About Equine Wobblers Syndrome

Equine Lameness or Equine Wobblers Syndrome

Is your horse lame, or is he/she showing clinical signs of a horse with neurological deficits? Clinical signs of equine lameness can include any of the following:

  • Head nodding

  • Hip drop/hiking

  • Shortened anterior stride

  • Abnormal stance of pointing or resting

  • Response to pressure on the back

A horse with equine neurological deficits, equine wobbler syndrome, can have clinical signs that include any of the following:

  • Abnormal wear of toes

  • Unusual sores on front heels from over-reaching

  • Excessive movement of the tail when trotting

  • Bunny hopping when cantering in pasture

  • Excessive knuckling of hind legs when stopping

  • Outward rotation of hind toes going uphill

  • Hypermetric front legs when the head is elevated

  • Displays an uneven, spastic, and exaggerated gate

  • Has a delay in backing

  • A stiff neck or dull skin test reaction

  • Will stand with his/her legs abnormally placed

  • Reluctant to perform and refusal to enter a show ring or the race track

Have you noticed any of these neurological signs in your horse? If you answered yes to any of these questions, you should read further about equine lameness, equine neurological deficits, and equine wobblers syndrome, then consult with your veterinarian for further diagnosis. To get an accurate treatment plan, there are many steps in diagnosing equine wobblers.

The successful treatment of cervical spinal cord problems needs an aggressive action plan to get a complete and accurate diagnosis as soon as possible.

  • To start the process, a neurological exam is the first step in diagnosing your horse.

  • After a neurological exam is completed, the next step will be standing cervical radiographs to help evaluate the cervical spine for fractures, congenital malformations, and narrowed spinal canals. The radiographs can be measured for cord ratios, which can suggest a narrowing spinal canal. If your veterinarian suspects a narrowing, then a myelogram will be suggested.

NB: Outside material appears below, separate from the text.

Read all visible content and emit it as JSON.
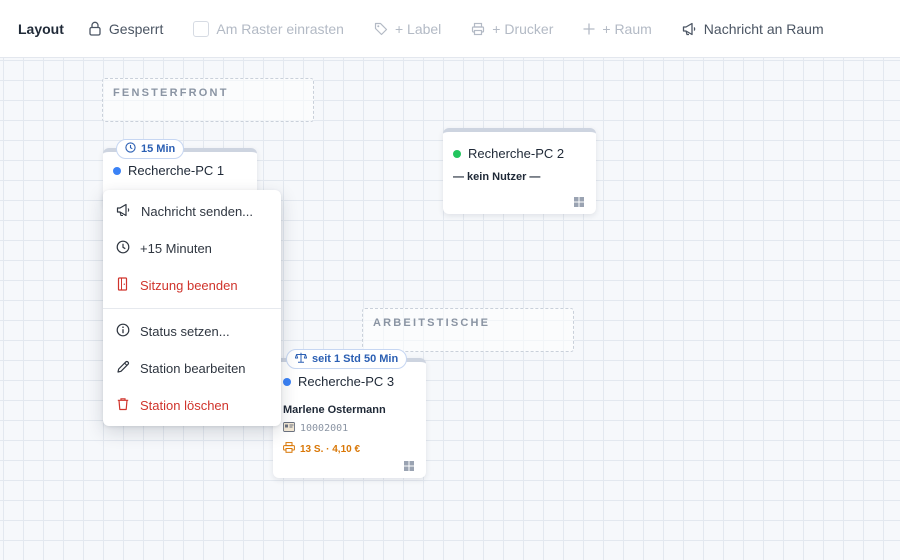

    With the widespread use of digital radiography, it is not always necessary to refer to a university or referral center. There are many qualified field veterinarians who have experience doing myelograms.

  • A myelogram is performed under general anesthesia to check compression of the spinal cord.

  • During the myelogram, samples will be taken for lab testing. A CSF sample is sent to the lab for analysis. A blood & CSF sample should be sent for an EPM titer as well as for viral titers. A series of blood samples can be taken to test vitamin E levels.

  • A nuclear scan is another test that is often recommended on subtle neurological cases that have performance issues, especially if the cervical radiographs show arthritic changes.

Equine Wobbler Syndrome original diagnosis Doctor Barrie Grant Veterinarian